A critical, interdisciplinary and creative perspective on media, communication and culture that synthesizes a range of traditions and approaches

Demonstrate an understanding of how factors such as class, gender, ethnicity, nationality, disability and sexuality affect media representations and cultural practices

Demonstration of ability to develop research and formulate critical questions in relation to the field

Ability to work in flexible, creative and independent ways, showing self-discipline, self-direction and reflexivity

Work to a given length, format, brief and deadline, properly referencing sources and ideas and making use, as appropriate, of a problem-solving approach

Demonstration of skills in research, project design, presentation, teamwork, independent work, and time and information management

Course convenors

Photo of Margaretta Jolly

Margaretta Jolly
Professor of Cultural Studies
E:
T: +44 (0)1273 873585

Sarah Maltby
Professor of Media & Communication
E:
T: +44 (0)1273 877855

About your joint honours course

Sussex has always promoted interdisciplinary study by encouraging students to combine different subjects and different approaches to learning. Joint-honours courses are an ideal option if you want to study more than one subject in depth. A key idea behind joint-honours is to experience the range of ways that different academic disciplines use to teach, learn and research. Those differences are stimulating and challenging, but they can also be confusing, so you will find some useful information below to help you get the most out of your course.

  • To find information about the individual modules that make up your course, go to the school that teaches the module. Each module is assessed by the school that teaches it, so on their website you will find (under “student information”) information about the assessment criteria being used, the referencing style you need to use for your work, contact times for your tutors, information about the student reps scheme and lots of other useful information.
  • To find general information about joint honours, use the Frequently Asked Questions list
  • For information about the rules and regulations that govern all Sussex students, start with the general student handbook
  • For help in improving your study skills, using the library and with careers, try the Skills Hub.

And if you have any other questions, contact the convenors for your course; they are here to help you.

Useful links

Please note that the University will use all reasonable endeavours to deliver courses and modules in accordance with the descriptions set out here. However, the University keeps its courses and modules under review with the aim of enhancing quality. Some changes may therefore be made to the form or content of courses or modules shown as part of the normal process of curriculum management.

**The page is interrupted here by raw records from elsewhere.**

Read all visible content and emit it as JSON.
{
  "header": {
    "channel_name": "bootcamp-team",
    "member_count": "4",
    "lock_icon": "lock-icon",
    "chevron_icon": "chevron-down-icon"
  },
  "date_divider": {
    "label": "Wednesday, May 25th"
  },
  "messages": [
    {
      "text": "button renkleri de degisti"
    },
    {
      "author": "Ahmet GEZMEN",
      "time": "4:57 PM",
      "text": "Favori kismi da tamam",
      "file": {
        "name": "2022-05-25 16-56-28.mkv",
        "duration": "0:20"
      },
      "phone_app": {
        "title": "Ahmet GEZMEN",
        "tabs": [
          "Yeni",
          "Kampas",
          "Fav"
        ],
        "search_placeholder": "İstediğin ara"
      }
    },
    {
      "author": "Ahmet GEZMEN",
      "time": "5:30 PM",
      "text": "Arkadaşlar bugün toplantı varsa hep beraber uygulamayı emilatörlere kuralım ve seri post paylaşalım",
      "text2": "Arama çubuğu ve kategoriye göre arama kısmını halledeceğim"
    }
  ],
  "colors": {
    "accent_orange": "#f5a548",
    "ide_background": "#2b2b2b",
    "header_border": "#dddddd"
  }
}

The University reserves the right to make changes to the contents or methods of delivery of, or to discontinue, merge or combine modules, if such action is reasonably considered necessary by the University. If there are not sufficient student numbers to make a module viable, the University reserves the right to cancel such a module. If the University withdraws or discontinues a module, it will use its reasonable endeavours to provide a suitable alternative module.